§ "This Act shall remain in operation for one year from the passing thereof unless renewed meantime by Parliament."
§ Mr. HUME-WILLIAMS

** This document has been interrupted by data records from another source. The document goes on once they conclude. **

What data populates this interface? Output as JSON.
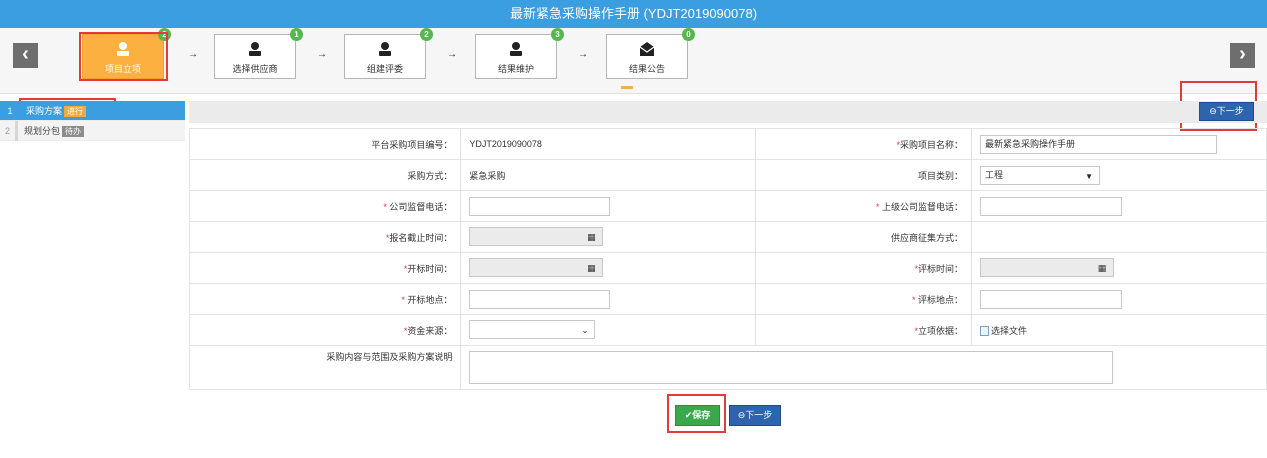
{
  "header": {
    "title": "最新紧急采购操作手册 (YDJT2019090078)"
  },
  "steps": [
    {
      "label": "项目立项",
      "badge": "2",
      "icon": "user-icon"
    },
    {
      "label": "选择供应商",
      "badge": "1",
      "icon": "user-icon"
    },
    {
      "label": "组建评委",
      "badge": "2",
      "icon": "user-icon"
    },
    {
      "label": "结果维护",
      "badge": "3",
      "icon": "user-icon"
    },
    {
      "label": "结果公告",
      "badge": "0",
      "icon": "envelope-icon"
    }
  ],
  "nav": {
    "prev": "‹",
    "next": "›"
  },
  "step_arrow": "→",
  "sidebar": {
    "items": [
      {
        "num": "1",
        "label": "采购方案",
        "tag": "进行"
      },
      {
        "num": "2",
        "label": "规划分包",
        "tag": "待办"
      }
    ]
  },
  "toolbar": {
    "next_label": "下一步"
  },
  "form": {
    "project_no_label": "平台采购项目编号：",
    "project_no_value": "YDJT2019090078",
    "project_name_label": "采购项目名称：",
    "project_name_value": "最新紧急采购操作手册",
    "method_label": "采购方式：",
    "method_value": "紧急采购",
    "category_label": "项目类别：",
    "category_value": "工程",
    "company_phone_label": "公司监督电话：",
    "parent_phone_label": "上级公司监督电话：",
    "deadline_label": "报名截止时间：",
    "supplier_method_label": "供应商征集方式：",
    "open_time_label": "开标时间：",
    "eval_time_label": "评标时间：",
    "open_place_label": "开标地点：",
    "eval_place_label": "评标地点：",
    "fund_label": "资金来源：",
    "basis_label": "立项依据：",
    "basis_file": "选择文件",
    "desc_label": "采购内容与范围及采购方案说明",
    "required_mark": "*"
  },
  "actions": {
    "save_label": "保存",
    "next_label": "下一步"
  },
  "colors": {
    "title_bar": "#3a9ee0",
    "active_step": "#fbb040",
    "badge": "#52b94a",
    "primary_button": "#2e64ad",
    "save_button": "#3aa94b",
    "highlight": "#e23b3b"
  }
}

I beg to Move a new Clause to the effect that this Bill shall remain in operation for one year. I feel apprehensive lest at the end of the year, or some slightly longer time, it may be found that this Bill is not a success, though I hope it will be. I think its success or failure largely depends upon whether or not those who are released observe the conditions of their release. What I am afraid of is that if the Bill fails it will sink into abeyance and will be forgotten, and then, perhaps, eight or ten years hence it will be resuscitated after everybody has forgotten the special circumstances in which it was passed, and it will be put into operation under some totally different circumstances. That is a danger which is always cropping up. Somebody is continually taking up an old Act passed in the time of William or George intended for a totally different set of circumstances, which everyone has forgotten, and then the Act is suddenly made operative. I suggest that as this is 208 a tentative Bill passed to meet a certain set of circumstances it will be proper to make it operative for a short period, say twelve months, though I will leave the Home Secretary to name any time he likes. If at the end of that time the Act is found to succeed it can be continued in the ordinary Bill continuing the laws, or else a new Bill can be framed or the matter dropped altogether. To leave this Bill in operation for all prisoners for all time would be very inadvisable.
§ Mr. McKENNA

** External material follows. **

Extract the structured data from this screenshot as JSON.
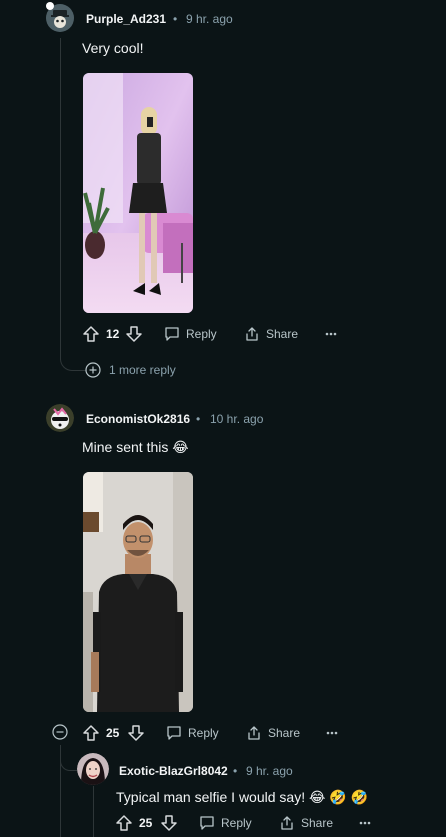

The hon. Member, I think, stated his case a little too widely. It is quite true I propose this Bill for all time, but I do not propose it should be made applicable to all prisoners. I think in any circumstances under which the Bill could apply it ought to apply. I can see nothing temporary about the application of its principle. The hon. Member must remember it applies only to prisoners whom it is undesirable to keep in prison in circumstances where their condition of health has been brought about by their own action. Where you have that set of circumstances, where the conduct of a prisoner arises from suffragist enthusiasm, or from any other enthusiasm, with the result that the prisoner ought not to serve the sentence or cannot be detained in prison under the existing practice, and can only be discharged under the conditions of a complete release, I think it would be always desirable to give power to release without complete discharge. I do not look upon that as a temporary matter. I look upon it as a matter which we ought to incorporate into the law in order to enable us to deal with a person of that sort. We are coming to the end of the Bill, and I should like to remind hon. Gentlemen of the large number of cases in which it has been my duty to advise the release of prisoners who have only been in prison for a few days out of a sentence of one month, or two months, or four months, or even eight months, I have had to release them unconditionally. I would like to remind the Committee of the prisoners who are now in prison, and are being forcibly fed, whom I would release conditionally to-morrow if I had power to release them. These are prisoners who are in prison and in these circumstances I think they ought to be dealt with permanently under an amended law. I hope the hon. and learned Member will not press his proposal which would make the law temporary only.
§ Amendment, by leave, withdrawn.
§ Bill reported without Amendment; to be read the third time to-morrow (Tuesday).